In order to achieve desired exchange outcomes with target markets, it is important to decide what philosophy or thinking should guide the marketing efforts of an organisation. An understanding of the philosophy or the concept to be adopted is important as it determines the emphasis or the weightage to be put on different factors, in achieving the organisational objectives. For example, whether the marketing efforts of an organisation will focus on the product—say designing its features etc or on selling techniques or on customer’s needs or the social concerns. The concept or philosophy of marketing has evolved over a period of time, and is discussed as follows:
Production Concept: During the earlier days of industrial revolution, the demand for industrial goods started picking up but the number of producers were limited. As a result, the demand exceeded the supply. Selling was no problem. Anybody who could produce the goods was able to sell. The focus of business activities was, therefore, on production of goods. It was believed that profits could be maximised by producing at large scale, thereby reducing the average cost of production. It was also assumed that consumers would favour those products which were widely available at an affordable price. Thus, availability and affordability of the product were considered to be the key to the success of a firm. Therefore, greater emphasis was placed on improving the production and distribution efficiency of the firms.

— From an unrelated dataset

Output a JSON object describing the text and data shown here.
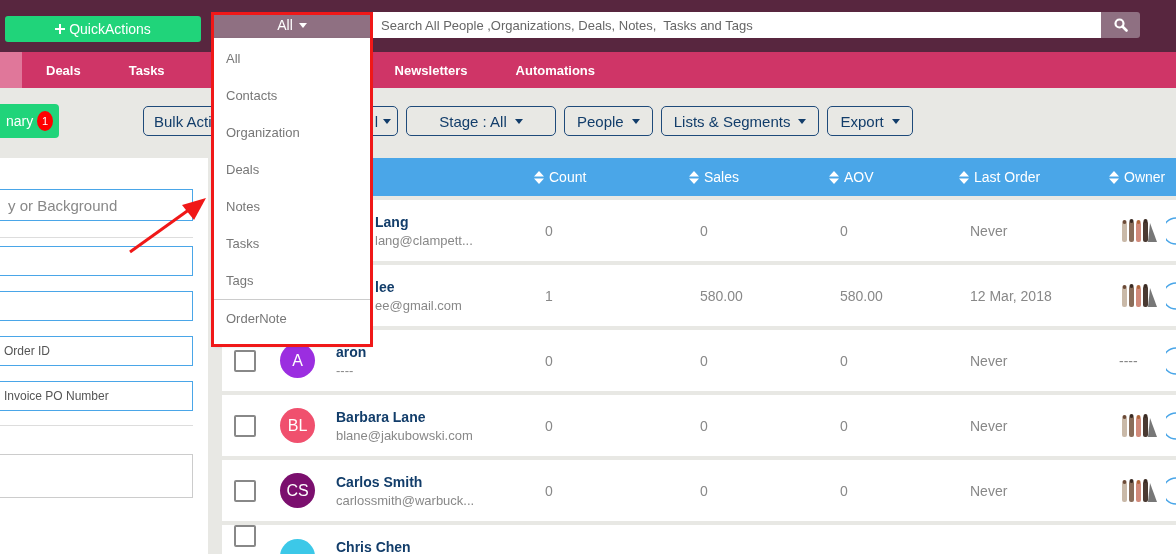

Product Concept: As a result of emphasis on production capacity during the earlier days, the position of supply increased over period of time. Mere availability and low price of the product could increased sale and as such the survival and growth of the firm. Thus, with the increase in the supply of the products, customers started looking for products which were superior in quality, performance and features. Therefore, the emphasis of the firms shifted from quantity of production to quality of products. The focus of business activity changed to bringing continuous improvement in the quality, incorporating new features etc. Thus, product improvement became the key to profit maximisation of a firm, under the concept of product orientation.
Selling Concept: With the passage of time, the marketing environment underwent further change. The increase in the scale of business further improved the position with respect to supply of goods, resulting in increased competition among sellers. The product quality and availability did not ensure the survival and growth of firms because of the large number of sellers selling quality products. This led to greater importance to attracting and persuading customers to buy the product. The business philosophy changed. It was assumed that the customers would not buy, or not buy enough, unless they are adequately convinced and motivated to do so. Therefore, firms must undertake aggressive selling and promotional efforts to make customers buy their products. The use of promotional techniques such as advertising, personal selling and sales promotion were considered essential for selling of products. Thus, the focus of business firms shifted to pushing the sale of products through aggressive selling techniques with a view to persuade, lure or coax the buyers to buy the products. Making sale through any means became important. It was assumed that buyers can be manipulated but what was forgotten was that in the long run what matters most is the customer satisfaction, rather than anything else.
Marketing Concept: Marketing orientation implies that focus on satisfaction of customer’s needs is the key to the success of any organisation in the market. It assumes that in the long run an organisation can achieve its objective of maximisation of profit by identifying the needs of its present and prospective buyers and satisfying them in an effective way. All the decisions in a firm are taken from the point of view of the customers. In other words, customer’s satisfaction become the focal point of all decision making in the organisation. For example, what product will be produced, with what features and at what price shall it be sold, or where shall it be made available for sale will depend on what do the customers want.
To sum up, the marketing concept is based on the following pillars:
The Societal Marketing Concept: The marketing concept, as described in the preceeding section cannot be considered as adequate if we look at the challenges posed by social problems like environmental pollution, deforestation, shortage of resources, population explosion and inflation. It is so because any activity which satisfies human needs but is detrimental to the interests of the society at large cannot be justified. The business orientation should, therefore, not be short-sighted to serve only consumers’ needs. It should also consider large issues of long-term social welfare, as illustrated above. The societal marketing concept holds that the task of any organisation is to identify the needs and wants of the target market and deliver the desired satisfaction in an effective and efficient manner so that the long-term well-being of the consumers and the society is taken care of. Thus, the societal marketing concept is the extension of the marketing concept as supplemented by the concern for the long-term welfare of the society. Apart from the customer satisfaction, it pays attention to the social, ethical and ecological aspects of marketing. There are large number of such issues that need to be attended.
Amar is following the philosophy of marketing concept. The prime focus of marketing concept is to ‘find wants and fill them’. Therefore, the marketer first assesses the needs and preferences of its target market and manufactures products accordingly in order to satisfy their needs and wants optimally. It aims at profit maximization through customer satisfaction.
Societal Marketing Concept.